In this confused romp through sci-fi horror, excused only leniently for having been filmed in 1936, the terms robot, zombie, and automaton are used interchangeably. This is one of the technically redeeming features of the film. The term “robot” was coined to indicate a mindless servant, and in their religious origins zombies shared exactly that function of the automaton. Today’s robots are machines, and the future of the Singularity (posted on a couple weeks back) revolves around this very point: machines will complete the degenerating biological frame. Somehow the zombies will save us.

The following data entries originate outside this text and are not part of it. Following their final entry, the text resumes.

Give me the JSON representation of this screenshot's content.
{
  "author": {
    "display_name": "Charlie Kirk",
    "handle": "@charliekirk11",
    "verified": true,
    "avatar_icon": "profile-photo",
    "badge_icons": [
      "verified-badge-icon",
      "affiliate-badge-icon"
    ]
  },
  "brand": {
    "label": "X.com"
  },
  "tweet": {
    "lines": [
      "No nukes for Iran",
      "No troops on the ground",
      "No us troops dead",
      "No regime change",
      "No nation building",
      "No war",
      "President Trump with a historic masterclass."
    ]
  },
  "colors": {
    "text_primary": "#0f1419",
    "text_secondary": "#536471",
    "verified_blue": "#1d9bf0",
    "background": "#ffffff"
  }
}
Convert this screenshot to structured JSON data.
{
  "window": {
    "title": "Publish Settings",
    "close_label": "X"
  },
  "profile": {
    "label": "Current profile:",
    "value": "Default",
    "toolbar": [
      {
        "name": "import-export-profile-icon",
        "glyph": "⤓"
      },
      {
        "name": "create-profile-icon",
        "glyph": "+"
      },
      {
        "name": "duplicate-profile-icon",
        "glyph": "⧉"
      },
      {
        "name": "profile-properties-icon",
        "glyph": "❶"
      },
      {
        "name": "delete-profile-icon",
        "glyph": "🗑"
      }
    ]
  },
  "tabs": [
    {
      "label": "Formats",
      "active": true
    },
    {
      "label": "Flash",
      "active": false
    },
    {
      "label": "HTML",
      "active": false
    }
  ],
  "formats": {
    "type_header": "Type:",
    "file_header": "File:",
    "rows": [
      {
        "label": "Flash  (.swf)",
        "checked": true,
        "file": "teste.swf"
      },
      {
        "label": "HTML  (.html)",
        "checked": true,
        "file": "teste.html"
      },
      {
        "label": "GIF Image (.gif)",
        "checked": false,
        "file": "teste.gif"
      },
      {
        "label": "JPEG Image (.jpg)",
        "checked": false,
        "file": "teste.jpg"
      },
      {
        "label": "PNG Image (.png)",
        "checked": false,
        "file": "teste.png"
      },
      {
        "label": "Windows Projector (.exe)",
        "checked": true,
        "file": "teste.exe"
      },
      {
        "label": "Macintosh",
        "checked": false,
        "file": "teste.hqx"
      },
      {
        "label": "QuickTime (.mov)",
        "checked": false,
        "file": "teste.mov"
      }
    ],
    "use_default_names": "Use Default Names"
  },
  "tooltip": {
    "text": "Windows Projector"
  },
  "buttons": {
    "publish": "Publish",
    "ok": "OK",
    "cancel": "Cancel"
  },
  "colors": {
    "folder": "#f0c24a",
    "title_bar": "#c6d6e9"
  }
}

The zombies of 1936 were surrounded by swaggering, stereotyped caricatures of the helpless female who has very little mind of her own (perhaps less than the zombies who actually do something to better their state). Racist images including a wizened Scot called MacDonald and subservient Asians make the film uncomfortable for present day viewers. One glimmer of intelligence in the film, however, comes from an awareness of the classics. After a rat’s nest of a plot that is essentially one man wanting another man’s girl, old MacDonald gives a commentary on the assassinated master of the zombies. He takes his line from Euripides’ play Medea – an original strong female that the Greeks so feared. “He whom the gods destroy, first they make mad.” Second, I would add, they make watch Revolt of the Zombies.